● **Task statement**
Where does the string "JSON" occur in the records? Copy each line that holds it.

● **Extracted material**
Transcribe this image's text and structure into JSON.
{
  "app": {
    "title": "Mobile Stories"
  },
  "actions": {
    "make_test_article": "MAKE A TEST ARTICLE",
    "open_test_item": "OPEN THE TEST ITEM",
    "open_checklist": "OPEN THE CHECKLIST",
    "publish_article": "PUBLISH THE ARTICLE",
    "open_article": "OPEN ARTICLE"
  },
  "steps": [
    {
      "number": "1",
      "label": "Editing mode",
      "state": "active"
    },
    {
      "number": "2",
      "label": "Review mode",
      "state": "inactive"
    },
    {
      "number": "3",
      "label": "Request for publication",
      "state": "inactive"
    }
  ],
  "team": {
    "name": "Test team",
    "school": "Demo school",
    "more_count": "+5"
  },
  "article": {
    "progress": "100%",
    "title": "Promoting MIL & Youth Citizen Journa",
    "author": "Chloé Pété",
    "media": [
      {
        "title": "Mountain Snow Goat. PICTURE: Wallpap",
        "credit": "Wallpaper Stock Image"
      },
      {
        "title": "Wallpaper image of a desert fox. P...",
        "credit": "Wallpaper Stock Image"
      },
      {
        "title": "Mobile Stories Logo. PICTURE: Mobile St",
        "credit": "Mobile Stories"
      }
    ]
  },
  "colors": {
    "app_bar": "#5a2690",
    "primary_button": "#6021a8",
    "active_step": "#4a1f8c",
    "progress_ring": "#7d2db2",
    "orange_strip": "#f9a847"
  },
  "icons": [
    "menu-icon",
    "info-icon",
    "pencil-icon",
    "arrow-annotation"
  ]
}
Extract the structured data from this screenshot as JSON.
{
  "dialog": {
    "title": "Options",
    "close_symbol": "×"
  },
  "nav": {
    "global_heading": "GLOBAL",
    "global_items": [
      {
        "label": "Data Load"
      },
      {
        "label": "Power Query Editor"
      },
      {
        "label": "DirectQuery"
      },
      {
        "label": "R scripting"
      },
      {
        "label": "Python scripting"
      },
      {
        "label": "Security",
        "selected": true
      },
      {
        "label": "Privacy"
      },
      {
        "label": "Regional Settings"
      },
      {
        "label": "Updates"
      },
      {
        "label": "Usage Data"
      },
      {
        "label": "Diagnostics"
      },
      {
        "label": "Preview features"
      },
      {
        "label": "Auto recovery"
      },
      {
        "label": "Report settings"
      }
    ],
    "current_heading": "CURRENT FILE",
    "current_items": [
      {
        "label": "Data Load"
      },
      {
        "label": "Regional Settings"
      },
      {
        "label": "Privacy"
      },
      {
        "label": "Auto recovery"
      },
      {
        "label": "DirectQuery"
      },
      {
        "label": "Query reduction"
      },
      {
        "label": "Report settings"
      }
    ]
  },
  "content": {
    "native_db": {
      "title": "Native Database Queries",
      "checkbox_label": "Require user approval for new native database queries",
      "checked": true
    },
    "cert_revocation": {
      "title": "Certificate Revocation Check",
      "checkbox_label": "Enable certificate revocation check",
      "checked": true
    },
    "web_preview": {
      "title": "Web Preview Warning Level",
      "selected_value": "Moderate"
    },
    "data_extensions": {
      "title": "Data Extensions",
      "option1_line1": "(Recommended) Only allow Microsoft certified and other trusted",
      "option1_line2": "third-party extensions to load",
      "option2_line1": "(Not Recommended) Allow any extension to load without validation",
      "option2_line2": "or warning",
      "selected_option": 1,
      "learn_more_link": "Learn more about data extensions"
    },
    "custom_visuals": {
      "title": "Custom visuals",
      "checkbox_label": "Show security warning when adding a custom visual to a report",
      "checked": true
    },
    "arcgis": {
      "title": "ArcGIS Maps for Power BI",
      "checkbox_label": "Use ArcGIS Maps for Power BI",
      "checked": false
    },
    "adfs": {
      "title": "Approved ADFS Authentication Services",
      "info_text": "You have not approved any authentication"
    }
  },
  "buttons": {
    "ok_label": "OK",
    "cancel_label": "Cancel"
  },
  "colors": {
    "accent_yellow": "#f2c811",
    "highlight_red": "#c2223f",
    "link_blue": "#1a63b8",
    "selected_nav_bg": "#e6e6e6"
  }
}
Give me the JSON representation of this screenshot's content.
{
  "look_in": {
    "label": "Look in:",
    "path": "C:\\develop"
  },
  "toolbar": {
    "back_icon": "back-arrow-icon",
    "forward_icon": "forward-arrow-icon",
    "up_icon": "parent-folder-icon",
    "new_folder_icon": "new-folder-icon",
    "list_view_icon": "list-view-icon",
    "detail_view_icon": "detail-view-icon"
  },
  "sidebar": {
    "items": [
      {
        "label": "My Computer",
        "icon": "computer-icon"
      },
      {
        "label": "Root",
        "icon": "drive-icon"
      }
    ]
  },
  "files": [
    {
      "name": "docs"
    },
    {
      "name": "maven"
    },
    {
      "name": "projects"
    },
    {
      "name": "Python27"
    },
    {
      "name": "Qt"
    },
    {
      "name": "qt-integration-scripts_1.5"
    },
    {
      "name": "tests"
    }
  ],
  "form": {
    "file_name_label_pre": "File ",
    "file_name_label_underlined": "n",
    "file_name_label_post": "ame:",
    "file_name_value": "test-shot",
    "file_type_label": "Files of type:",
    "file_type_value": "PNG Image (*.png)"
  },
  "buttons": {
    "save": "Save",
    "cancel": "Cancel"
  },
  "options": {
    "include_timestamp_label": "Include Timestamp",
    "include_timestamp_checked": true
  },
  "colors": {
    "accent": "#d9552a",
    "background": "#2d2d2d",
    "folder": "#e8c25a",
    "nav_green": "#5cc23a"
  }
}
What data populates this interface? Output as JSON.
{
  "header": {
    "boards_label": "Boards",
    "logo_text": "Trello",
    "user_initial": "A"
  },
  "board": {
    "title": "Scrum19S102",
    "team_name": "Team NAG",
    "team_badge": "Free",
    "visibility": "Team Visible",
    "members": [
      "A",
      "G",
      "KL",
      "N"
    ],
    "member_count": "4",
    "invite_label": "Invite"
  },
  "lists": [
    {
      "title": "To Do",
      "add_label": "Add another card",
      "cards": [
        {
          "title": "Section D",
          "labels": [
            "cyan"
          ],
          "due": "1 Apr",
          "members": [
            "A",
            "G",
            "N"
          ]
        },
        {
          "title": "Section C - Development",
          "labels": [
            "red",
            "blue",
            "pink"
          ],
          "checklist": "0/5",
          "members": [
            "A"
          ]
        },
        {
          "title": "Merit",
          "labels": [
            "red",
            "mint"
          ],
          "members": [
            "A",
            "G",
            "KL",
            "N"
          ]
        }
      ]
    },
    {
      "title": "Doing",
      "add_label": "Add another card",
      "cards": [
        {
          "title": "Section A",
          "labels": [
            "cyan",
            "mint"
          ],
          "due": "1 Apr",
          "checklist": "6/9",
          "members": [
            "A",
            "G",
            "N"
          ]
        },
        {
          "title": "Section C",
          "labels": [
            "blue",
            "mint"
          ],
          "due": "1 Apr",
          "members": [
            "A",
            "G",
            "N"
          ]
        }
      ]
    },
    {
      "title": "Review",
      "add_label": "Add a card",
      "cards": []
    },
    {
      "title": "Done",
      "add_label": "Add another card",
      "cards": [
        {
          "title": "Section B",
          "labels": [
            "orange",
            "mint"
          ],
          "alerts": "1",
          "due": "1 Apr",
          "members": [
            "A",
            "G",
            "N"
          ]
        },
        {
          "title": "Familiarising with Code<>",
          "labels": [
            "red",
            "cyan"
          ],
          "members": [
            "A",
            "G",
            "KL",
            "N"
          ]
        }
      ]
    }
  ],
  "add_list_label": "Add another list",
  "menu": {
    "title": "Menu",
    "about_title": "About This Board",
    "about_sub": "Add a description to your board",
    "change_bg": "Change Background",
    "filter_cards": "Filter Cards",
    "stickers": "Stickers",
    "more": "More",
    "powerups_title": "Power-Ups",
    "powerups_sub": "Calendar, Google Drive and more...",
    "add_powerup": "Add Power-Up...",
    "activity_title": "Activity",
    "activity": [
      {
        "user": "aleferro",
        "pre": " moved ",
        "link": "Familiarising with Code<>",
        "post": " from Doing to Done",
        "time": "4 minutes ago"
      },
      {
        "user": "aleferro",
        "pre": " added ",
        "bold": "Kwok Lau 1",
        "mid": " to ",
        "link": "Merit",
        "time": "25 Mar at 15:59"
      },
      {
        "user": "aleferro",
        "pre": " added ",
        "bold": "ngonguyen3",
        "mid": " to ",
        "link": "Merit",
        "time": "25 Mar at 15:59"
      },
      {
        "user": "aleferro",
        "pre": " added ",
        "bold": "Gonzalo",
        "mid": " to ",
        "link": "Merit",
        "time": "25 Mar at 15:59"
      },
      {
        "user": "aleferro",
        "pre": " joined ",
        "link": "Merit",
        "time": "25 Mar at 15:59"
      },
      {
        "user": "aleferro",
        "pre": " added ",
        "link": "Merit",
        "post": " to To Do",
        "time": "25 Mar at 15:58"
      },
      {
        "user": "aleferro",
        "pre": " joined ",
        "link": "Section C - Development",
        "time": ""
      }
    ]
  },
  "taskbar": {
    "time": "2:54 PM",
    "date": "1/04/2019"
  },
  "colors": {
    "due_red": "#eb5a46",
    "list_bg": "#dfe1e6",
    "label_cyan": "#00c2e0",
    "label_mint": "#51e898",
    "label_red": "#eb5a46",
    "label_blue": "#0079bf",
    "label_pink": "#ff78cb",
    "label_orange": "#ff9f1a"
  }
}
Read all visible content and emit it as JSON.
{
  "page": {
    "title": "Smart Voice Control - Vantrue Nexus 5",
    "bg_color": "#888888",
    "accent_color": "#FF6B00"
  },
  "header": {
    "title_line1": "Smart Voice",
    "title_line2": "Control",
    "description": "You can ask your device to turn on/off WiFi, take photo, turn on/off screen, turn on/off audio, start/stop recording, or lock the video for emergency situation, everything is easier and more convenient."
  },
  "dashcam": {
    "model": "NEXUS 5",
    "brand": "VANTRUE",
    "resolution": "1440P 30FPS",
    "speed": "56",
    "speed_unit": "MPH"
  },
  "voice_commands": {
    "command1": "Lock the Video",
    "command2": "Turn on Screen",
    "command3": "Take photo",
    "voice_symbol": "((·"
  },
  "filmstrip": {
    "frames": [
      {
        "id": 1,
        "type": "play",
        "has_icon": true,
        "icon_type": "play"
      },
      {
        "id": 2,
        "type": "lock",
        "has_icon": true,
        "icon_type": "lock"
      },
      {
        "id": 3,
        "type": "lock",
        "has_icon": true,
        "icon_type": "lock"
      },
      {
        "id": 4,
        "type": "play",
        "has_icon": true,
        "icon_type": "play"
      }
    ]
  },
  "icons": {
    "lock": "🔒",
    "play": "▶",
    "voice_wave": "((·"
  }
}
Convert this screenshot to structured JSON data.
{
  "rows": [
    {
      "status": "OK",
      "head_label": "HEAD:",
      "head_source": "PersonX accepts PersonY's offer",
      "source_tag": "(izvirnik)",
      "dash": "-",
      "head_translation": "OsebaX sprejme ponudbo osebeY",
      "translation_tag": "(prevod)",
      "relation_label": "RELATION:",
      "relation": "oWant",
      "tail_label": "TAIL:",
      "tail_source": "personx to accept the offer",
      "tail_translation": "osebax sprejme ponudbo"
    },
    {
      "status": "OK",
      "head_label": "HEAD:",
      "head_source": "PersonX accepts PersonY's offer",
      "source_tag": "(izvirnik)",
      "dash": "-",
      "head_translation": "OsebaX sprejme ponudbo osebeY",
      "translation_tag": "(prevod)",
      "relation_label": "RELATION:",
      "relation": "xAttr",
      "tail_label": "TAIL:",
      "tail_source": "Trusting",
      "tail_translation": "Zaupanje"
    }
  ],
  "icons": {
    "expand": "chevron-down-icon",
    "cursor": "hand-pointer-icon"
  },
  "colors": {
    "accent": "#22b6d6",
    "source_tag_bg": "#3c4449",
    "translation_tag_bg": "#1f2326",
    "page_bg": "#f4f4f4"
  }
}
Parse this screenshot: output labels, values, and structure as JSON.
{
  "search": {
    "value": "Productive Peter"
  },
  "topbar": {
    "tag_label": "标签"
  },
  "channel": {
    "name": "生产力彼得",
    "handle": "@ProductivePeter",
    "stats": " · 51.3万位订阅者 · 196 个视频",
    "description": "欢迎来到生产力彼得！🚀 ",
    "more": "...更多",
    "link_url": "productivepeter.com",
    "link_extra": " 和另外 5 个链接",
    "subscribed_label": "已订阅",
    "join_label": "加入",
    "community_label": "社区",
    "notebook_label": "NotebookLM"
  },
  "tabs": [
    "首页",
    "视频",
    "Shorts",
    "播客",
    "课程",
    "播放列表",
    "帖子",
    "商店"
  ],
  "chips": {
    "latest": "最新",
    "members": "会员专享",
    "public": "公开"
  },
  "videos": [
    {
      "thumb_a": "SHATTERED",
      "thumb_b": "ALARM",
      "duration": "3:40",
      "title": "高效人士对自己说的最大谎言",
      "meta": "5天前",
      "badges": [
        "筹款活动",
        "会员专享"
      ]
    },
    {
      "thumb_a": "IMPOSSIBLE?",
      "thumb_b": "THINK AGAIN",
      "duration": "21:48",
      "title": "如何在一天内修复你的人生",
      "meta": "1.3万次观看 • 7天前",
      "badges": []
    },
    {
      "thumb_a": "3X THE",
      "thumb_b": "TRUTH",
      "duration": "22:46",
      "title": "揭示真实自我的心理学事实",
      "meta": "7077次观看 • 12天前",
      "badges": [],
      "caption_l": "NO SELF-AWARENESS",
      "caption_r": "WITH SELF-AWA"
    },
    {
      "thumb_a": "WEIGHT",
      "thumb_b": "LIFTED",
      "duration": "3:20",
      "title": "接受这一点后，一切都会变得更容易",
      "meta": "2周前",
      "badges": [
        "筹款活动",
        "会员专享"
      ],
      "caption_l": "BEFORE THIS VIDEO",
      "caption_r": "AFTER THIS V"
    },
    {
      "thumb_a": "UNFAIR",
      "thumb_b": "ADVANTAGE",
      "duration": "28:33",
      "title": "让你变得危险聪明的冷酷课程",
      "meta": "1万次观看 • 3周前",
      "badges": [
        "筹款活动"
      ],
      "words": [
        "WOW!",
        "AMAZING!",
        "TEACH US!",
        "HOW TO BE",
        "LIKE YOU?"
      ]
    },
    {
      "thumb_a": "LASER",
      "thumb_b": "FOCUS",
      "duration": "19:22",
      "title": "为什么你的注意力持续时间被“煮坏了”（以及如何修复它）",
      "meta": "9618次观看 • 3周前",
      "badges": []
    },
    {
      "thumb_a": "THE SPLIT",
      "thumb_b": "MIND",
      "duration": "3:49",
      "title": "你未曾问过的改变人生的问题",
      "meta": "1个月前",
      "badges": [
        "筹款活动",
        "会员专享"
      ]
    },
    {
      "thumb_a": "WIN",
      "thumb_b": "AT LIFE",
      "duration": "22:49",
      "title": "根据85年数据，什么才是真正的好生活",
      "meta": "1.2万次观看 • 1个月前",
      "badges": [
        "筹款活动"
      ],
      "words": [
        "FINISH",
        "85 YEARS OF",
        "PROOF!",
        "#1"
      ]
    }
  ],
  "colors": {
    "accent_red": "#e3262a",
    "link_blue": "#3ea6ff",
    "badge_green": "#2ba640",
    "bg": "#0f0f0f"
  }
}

● **Result of this exercise**
Transcribe this image's text and structure into JSON.
Extract the structured data from this screenshot as JSON.
Give me the JSON representation of this screenshot's content.
What data populates this interface? Output as JSON.
Read all visible content and emit it as JSON.
Convert this screenshot to structured JSON data.
Parse this screenshot: output labels, values, and structure as JSON.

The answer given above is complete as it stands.